How do agile organizations manage third party vendor contracts?
Under an agile approach you’re actually going to have a lot more control as a buyer. Historically, stage gates were at the phase level — you would do requirements, you would do design, they would all get signed off on. And there was the sense that you had a termination point at the end of each of those phases. But in reality, you didn’t. You would do requirements gathering–it’s a paper document. You would do design–it’s a paper document. You would then move into development. Many times your vendor would get so much work in-progress that the switching cost was too high to get rid of them, even if you found out that you had the “A” team for business development, but you actually got the “C” team for implementation itself.
Organizations wouldn’t find out that there’s a disconnect until the testing phase (when they’re 70% into it). So they thought they had these stage gates of control, but they didn’t.
Under an agile approach, we’re going to move those from phase stage gates to sprint-level stage gates. So what we’re going to say is, “Here’s an RFP, we’ll RFP it, and we’ll take what we think is the most realistic solution,” and then we’ll say, “Congratulations! You’ve won the project–it’s a year-long project, it’s a million dollars. However, we retain the right at the end of every single sprint to either continue with this contract or not continuing with this contract.”
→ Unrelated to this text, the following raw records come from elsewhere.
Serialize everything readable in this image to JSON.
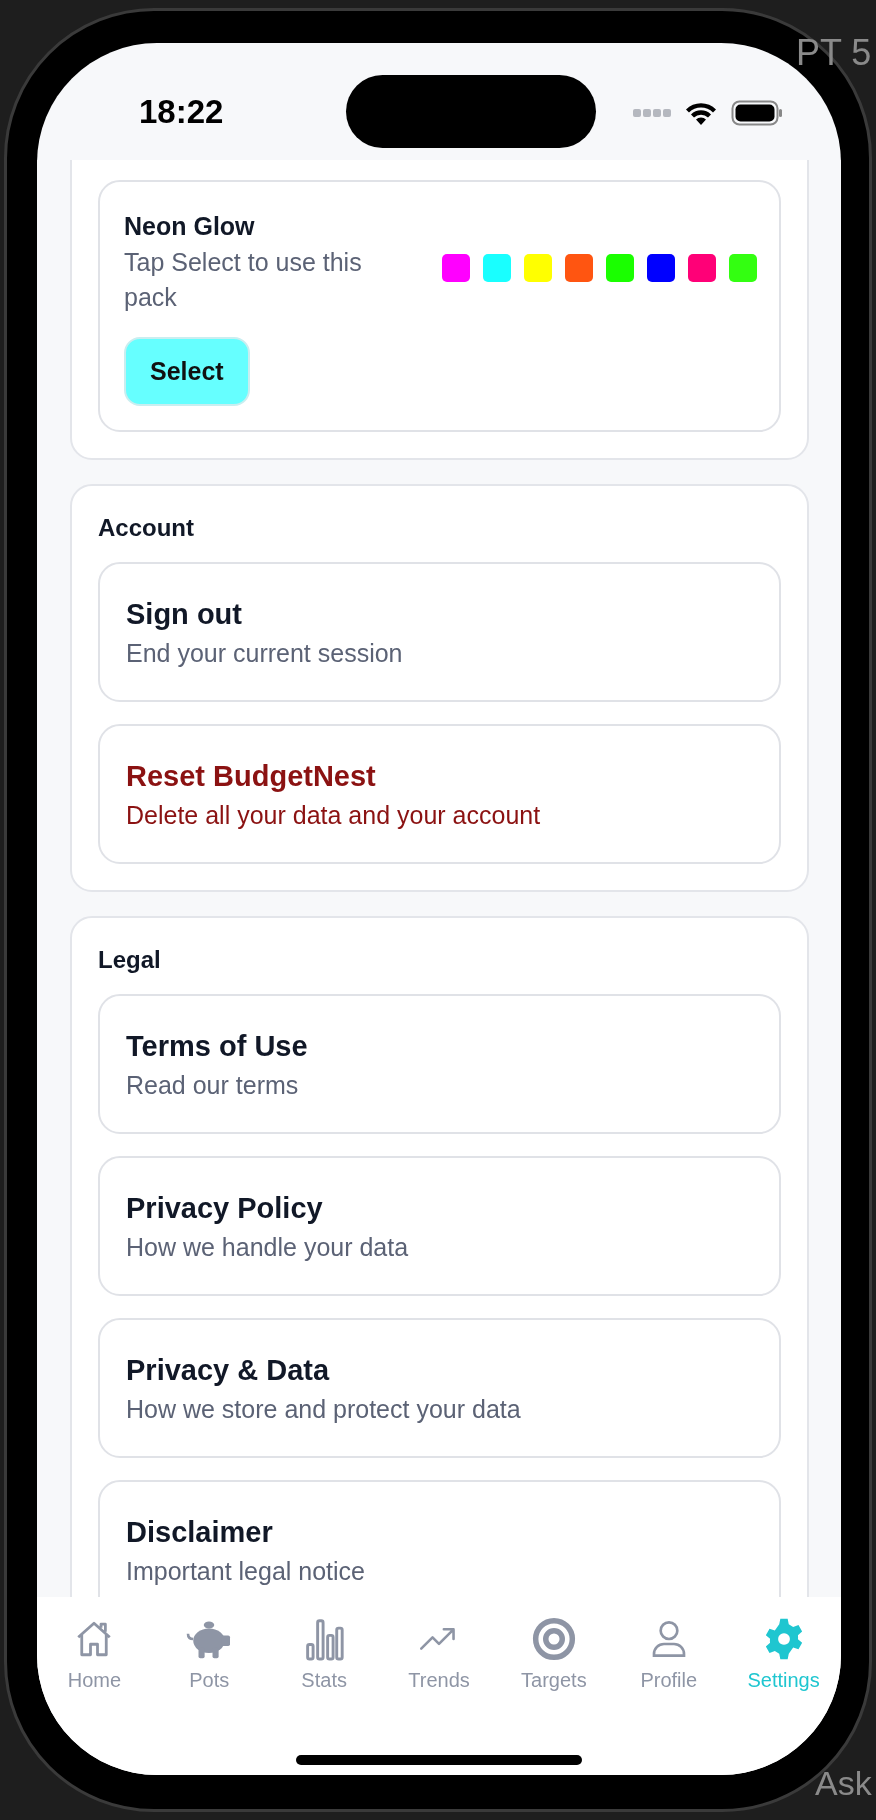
{
  "backdrop": {
    "top_text": "PT 5",
    "bottom_text": "Ask"
  },
  "status_bar": {
    "time": "18:22"
  },
  "theme_pack": {
    "name": "Neon Glow",
    "description": "Tap Select to use this pack",
    "button": "Select",
    "swatches": [
      {
        "color": "#ff00ff"
      },
      {
        "color": "#19ffff"
      },
      {
        "color": "#ffff00"
      },
      {
        "color": "#ff5511"
      },
      {
        "color": "#1aff00"
      },
      {
        "color": "#0000ff"
      },
      {
        "color": "#ff0077"
      },
      {
        "color": "#33ff11"
      }
    ]
  },
  "sections": [
    {
      "title": "Account",
      "items": [
        {
          "kind": "normal",
          "title": "Sign out",
          "subtitle": "End your current session"
        },
        {
          "kind": "danger",
          "title": "Reset BudgetNest",
          "subtitle": "Delete all your data and your account"
        }
      ]
    },
    {
      "title": "Legal",
      "items": [
        {
          "kind": "normal",
          "title": "Terms of Use",
          "subtitle": "Read our terms"
        },
        {
          "kind": "normal",
          "title": "Privacy Policy",
          "subtitle": "How we handle your data"
        },
        {
          "kind": "normal",
          "title": "Privacy & Data",
          "subtitle": "How we store and protect your data"
        },
        {
          "kind": "normal",
          "title": "Disclaimer",
          "subtitle": "Important legal notice"
        }
      ]
    }
  ],
  "tab_bar": [
    {
      "label": "Home",
      "selected": false
    },
    {
      "label": "Pots",
      "selected": false
    },
    {
      "label": "Stats",
      "selected": false
    },
    {
      "label": "Trends",
      "selected": false
    },
    {
      "label": "Targets",
      "selected": false
    },
    {
      "label": "Profile",
      "selected": false
    },
    {
      "label": "Settings",
      "selected": true
    }
  ]
}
Now, at the end of every single sprint I’ve got a true stage gate, because whatever that vendor has built, they built it to completion. We either know that it works or it doesn’t work. Everything ahead of them they haven’t even touched yet. So, we’re actually going to give procurers of vendor services a lot more control in ensuring that the people that are working on their project are the people they were promised during the business development phase.